The American Bird Conservancy thinks the research suggests oil platforms are to blame for dropping migratory birds into Gulf waters. Night-flying birds are known to get trapped in bright light sources, including offshore oil platforms and the 9/11 memorial lights. More than 6,000 illuminated platforms that pepper the Gulf could become giant nighttime bird lures, causing birds to circle in confusion until they’re exhausted, drop into the water and become shark food.
“Unfortunately, we don’t have good baseline data to know that,” Drymon said. “We don’t know if migratory birds are normal things for them to eat or not. There’s no data on tiger shark diet from 100 or 50 or even 30 years ago.”
Migratory land birds in the U.S. typically overwinter in South America and return in the spring or summer. Each leg of the migration is a non-stop flight covering hundreds or even thousands of miles. Threats range from storms and airborne predators to exhaustion and malnutrition.
The birds stay on course in part by using moonlight and starlight to calibrate internal compasses.
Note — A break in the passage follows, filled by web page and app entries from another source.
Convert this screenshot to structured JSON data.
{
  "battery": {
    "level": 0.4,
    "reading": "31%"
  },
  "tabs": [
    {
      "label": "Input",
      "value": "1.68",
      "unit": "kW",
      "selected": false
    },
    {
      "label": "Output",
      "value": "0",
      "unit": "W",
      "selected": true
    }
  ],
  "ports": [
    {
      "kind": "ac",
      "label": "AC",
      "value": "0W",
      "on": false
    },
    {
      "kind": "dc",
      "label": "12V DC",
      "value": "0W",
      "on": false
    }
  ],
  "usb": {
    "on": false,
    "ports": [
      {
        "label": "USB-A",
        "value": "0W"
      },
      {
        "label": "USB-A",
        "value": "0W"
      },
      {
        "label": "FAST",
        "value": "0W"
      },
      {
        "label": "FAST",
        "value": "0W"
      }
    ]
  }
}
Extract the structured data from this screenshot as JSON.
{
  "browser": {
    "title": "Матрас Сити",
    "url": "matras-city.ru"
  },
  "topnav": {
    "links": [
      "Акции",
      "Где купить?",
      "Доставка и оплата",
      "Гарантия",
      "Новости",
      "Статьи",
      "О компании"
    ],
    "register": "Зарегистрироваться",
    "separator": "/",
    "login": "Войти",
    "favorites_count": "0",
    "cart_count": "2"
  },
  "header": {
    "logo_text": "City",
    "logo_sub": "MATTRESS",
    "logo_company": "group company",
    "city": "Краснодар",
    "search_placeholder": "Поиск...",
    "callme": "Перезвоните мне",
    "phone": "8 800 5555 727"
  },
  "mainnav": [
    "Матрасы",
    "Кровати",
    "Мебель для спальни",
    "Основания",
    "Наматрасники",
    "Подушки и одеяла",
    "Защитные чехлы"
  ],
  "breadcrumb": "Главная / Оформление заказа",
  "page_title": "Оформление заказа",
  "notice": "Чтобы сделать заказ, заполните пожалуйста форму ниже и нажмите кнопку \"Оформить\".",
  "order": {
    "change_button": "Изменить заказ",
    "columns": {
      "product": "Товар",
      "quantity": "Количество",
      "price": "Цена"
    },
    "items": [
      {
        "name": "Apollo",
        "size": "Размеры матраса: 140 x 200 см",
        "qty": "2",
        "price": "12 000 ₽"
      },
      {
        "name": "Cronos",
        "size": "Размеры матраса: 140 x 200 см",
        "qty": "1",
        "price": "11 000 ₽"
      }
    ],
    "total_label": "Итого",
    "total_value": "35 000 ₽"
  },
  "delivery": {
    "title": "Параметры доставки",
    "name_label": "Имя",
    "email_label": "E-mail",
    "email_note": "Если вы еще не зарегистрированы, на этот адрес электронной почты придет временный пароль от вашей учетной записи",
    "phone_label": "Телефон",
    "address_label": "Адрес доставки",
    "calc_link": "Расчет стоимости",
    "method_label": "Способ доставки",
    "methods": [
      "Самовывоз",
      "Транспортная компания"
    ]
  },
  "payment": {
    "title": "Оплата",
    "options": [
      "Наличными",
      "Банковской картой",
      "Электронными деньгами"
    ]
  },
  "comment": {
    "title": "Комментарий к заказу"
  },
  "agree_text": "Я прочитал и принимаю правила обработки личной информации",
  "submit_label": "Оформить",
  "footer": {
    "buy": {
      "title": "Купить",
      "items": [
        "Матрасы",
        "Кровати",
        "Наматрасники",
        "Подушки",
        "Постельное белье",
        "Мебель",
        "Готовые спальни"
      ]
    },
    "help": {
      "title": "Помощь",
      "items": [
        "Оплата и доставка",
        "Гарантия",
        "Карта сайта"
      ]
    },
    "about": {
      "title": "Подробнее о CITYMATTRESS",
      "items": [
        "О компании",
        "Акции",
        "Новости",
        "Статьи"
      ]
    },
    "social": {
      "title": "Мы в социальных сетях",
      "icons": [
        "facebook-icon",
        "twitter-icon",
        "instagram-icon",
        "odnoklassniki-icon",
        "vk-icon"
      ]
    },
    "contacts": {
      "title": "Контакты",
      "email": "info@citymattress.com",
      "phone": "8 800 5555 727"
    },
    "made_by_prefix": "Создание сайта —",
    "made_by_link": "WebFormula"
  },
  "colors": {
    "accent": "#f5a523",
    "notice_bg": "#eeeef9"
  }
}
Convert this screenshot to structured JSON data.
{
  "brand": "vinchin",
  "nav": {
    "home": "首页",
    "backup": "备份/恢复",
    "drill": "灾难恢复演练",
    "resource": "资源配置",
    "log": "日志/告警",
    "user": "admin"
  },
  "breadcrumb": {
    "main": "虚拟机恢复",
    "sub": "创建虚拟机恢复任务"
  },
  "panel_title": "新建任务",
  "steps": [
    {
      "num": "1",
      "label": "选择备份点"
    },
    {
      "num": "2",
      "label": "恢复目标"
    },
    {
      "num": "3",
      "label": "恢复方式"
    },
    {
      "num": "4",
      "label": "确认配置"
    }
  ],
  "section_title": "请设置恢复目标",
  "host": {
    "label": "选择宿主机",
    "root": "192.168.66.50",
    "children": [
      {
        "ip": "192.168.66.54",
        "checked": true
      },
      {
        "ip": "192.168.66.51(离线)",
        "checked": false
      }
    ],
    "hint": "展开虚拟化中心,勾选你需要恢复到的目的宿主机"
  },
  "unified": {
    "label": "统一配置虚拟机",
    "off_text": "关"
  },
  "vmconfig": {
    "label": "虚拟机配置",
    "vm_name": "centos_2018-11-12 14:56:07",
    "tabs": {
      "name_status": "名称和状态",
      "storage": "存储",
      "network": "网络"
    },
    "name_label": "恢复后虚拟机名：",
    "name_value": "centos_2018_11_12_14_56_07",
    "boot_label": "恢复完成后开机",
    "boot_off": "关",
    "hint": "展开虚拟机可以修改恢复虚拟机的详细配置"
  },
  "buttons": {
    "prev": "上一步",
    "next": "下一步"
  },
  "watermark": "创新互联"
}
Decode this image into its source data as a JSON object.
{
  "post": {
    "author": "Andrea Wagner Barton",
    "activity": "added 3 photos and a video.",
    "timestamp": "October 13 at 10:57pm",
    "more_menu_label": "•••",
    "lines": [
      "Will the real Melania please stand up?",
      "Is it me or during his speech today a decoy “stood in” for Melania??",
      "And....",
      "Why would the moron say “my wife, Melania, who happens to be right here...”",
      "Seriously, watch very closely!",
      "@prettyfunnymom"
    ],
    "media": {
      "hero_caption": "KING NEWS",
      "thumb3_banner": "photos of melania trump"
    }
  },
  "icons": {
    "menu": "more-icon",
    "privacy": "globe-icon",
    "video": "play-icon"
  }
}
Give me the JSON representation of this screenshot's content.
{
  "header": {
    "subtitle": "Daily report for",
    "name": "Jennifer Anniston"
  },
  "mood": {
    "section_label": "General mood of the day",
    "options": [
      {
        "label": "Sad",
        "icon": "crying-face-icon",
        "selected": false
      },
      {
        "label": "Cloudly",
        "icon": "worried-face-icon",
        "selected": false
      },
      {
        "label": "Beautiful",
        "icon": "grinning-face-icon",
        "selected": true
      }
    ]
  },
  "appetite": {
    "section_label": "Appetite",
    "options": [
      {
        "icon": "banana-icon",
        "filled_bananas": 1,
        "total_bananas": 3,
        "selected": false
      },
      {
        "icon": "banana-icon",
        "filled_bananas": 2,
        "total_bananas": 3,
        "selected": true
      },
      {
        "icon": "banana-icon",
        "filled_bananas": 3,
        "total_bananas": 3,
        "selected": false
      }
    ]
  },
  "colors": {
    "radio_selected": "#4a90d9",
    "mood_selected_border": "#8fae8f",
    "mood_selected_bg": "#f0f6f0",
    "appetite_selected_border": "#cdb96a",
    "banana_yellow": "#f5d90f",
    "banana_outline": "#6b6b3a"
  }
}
Human light pollution can interfere with that ancient system, and poses an evolutionarily unique challenge that researchers have just started to study.
While it will take time to determine whether migratory birds were common tiger shark fare prior to the advent of artificially illuminated offshore structures, a 2007 study of birds circling North Sea oil platforms suggests a cheap and effective solution to the potential problem.
That study, entitled “Green light to birds: Investigation into the effect of bird-friendly lighting,” found that changing the color of outdoor light bulbs reduced the number of birds trapped by lights at night by up to 90 percent.
“Applying these measures all over the North Sea could lower the number of birds disturbed from around 6 million to fewer than 600,000,” said the study.